Data Probe Example

We use the term "data probe" most of the time to refer to small tips that appear on mouseover to show a few data values. This is often in contrast to anchored, persistent pop-ups that you see in things like Google Maps. The following example shows how simple data probes might be used on a Leaflet map. Leaflet also has some built-in methods for the more traditional, anchored pop-up. If you take the full TileMill/MapBox route, there are some options for tooltip-style data probes, too.

probe example

Chart Examples
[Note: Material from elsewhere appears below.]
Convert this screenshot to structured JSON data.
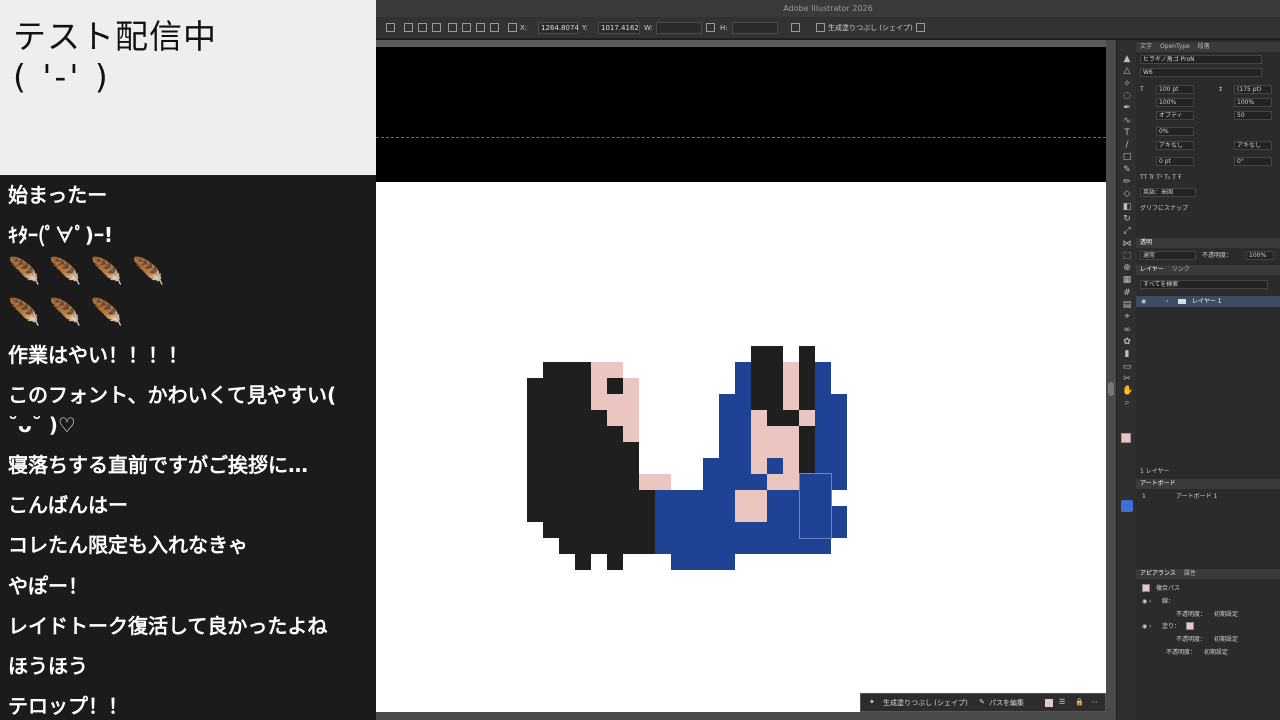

There are many ways to make interactive charts. Before mentioning prepackaged libraries, here's a brief example of how a simple chart (a histogram, in this case) can be generated more or less manually, with some help from jQuery. The example generates some div elements for histogram bins, generates some random data, calculates the range for each bin and the number of data values in it, then sets the heights of the divs accordingly. Some CSS styles ensure that the bins are positioned correctly.

histogram example

For serious charting, however, it is wise to use a code library that some genius has devised. We like d3.js lately, as do many, many other people. (It has some good mapping capabilities, too.) You're probably used to seeing some real whiz-bang graphics done with d3 (just look at the example gallery), but keep in mind that it's fundamentally about data, not the visuals. D3 can be very useful for even simple charts.

D3 has a bit of a learning curve for beginners, but go through some tutorials and eventually the core of it starts to make sense. Slides from Mike Bostock's D3 workshop are enlightening, too. Once you get the hang of the enter, update, and exit selections, you'll be well on your way!

Search and List Example

This example builds upon the layout example to show how some simple collapsible lists and search elements might be added to a map. Search results update live as you type (it searches some dummy data, names of Oregon cities). The lists are made collapsible by simple manipulation of height (again with the help of jQuery). Pieces fit together and scale nicely because the div elements simply occupy up the height of their contents if an explicit height is not specified. Note that the search results have a max-height property in CSS, so that very long result lists will have a scroll bar rather than extending the whole length of the page.

list and search example